| PROBLEM |
Reproduce all the entries, matching the original word for word.

| MATERIAL PROVIDED |
---
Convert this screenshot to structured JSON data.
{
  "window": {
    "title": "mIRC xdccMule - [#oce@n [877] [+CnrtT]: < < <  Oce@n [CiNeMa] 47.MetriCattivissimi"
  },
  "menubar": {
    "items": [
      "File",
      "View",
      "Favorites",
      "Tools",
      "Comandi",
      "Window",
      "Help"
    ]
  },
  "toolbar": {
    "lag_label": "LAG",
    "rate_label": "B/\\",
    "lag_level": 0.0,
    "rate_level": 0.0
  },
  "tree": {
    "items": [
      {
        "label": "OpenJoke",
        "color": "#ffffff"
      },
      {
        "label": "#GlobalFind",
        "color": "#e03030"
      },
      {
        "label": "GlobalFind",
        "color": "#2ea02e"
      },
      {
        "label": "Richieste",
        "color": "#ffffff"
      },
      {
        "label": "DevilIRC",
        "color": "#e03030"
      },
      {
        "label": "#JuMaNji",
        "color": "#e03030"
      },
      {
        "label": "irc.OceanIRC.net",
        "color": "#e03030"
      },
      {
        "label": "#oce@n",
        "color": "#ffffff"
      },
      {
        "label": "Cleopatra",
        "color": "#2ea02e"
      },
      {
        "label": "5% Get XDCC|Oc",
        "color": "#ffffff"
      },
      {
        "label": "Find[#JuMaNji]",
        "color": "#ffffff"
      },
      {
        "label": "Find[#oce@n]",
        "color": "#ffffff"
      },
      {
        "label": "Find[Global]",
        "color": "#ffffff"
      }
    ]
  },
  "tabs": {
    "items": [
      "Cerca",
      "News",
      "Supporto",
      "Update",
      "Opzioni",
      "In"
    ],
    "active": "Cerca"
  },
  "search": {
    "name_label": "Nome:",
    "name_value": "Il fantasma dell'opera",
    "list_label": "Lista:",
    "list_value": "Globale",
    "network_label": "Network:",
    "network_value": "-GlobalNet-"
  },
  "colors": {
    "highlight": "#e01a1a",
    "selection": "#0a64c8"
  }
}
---
| SOLUTION FOR THIS PROBLEM |
Convert this screenshot to structured JSON data.
{
  "window": {
    "title": "mIRC xdccMule - [#oce@n [877] [+CnrtT]: < < <  Oce@n [CiNeMa] 47.MetriCattivissimi"
  },
  "menubar": {
    "items": [
      "File",
      "View",
      "Favorites",
      "Tools",
      "Comandi",
      "Window",
      "Help"
    ]
  },
  "toolbar": {
    "lag_label": "LAG",
    "rate_label": "B/\\",
    "lag_level": 0.0,
    "rate_level": 0.0
  },
  "tree": {
    "items": [
      {
        "label": "OpenJoke",
        "color": "#ffffff"
      },
      {
        "label": "#GlobalFind",
        "color": "#e03030"
      },
      {
        "label": "GlobalFind",
        "color": "#2ea02e"
      },
      {
        "label": "Richieste",
        "color": "#ffffff"
      },
      {
        "label": "DevilIRC",
        "color": "#e03030"
      },
      {
        "label": "#JuMaNji",
        "color": "#e03030"
      },
      {
        "label": "irc.OceanIRC.net",
        "color": "#e03030"
      },
      {
        "label": "#oce@n",
        "color": "#ffffff"
      },
      {
        "label": "Cleopatra",
        "color": "#2ea02e"
      },
      {
        "label": "5% Get XDCC|Oc",
        "color": "#ffffff"
      },
      {
        "label": "Find[#JuMaNji]",
        "color": "#ffffff"
      },
      {
        "label": "Find[#oce@n]",
        "color": "#ffffff"
      },
      {
        "label": "Find[Global]",
        "color": "#ffffff"
      }
    ]
  },
  "tabs": {
    "items": [
      "Cerca",
      "News",
      "Supporto",
      "Update",
      "Opzioni",
      "In"
    ],
    "active": "Cerca"
  },
  "search": {
    "name_label": "Nome:",
    "name_value": "Il fantasma dell'opera",
    "list_label": "Lista:",
    "list_value": "Globale",
    "network_label": "Network:",
    "network_value": "-GlobalNet-"
  },
  "colors": {
    "highlight": "#e01a1a",
    "selection": "#0a64c8"
  }
}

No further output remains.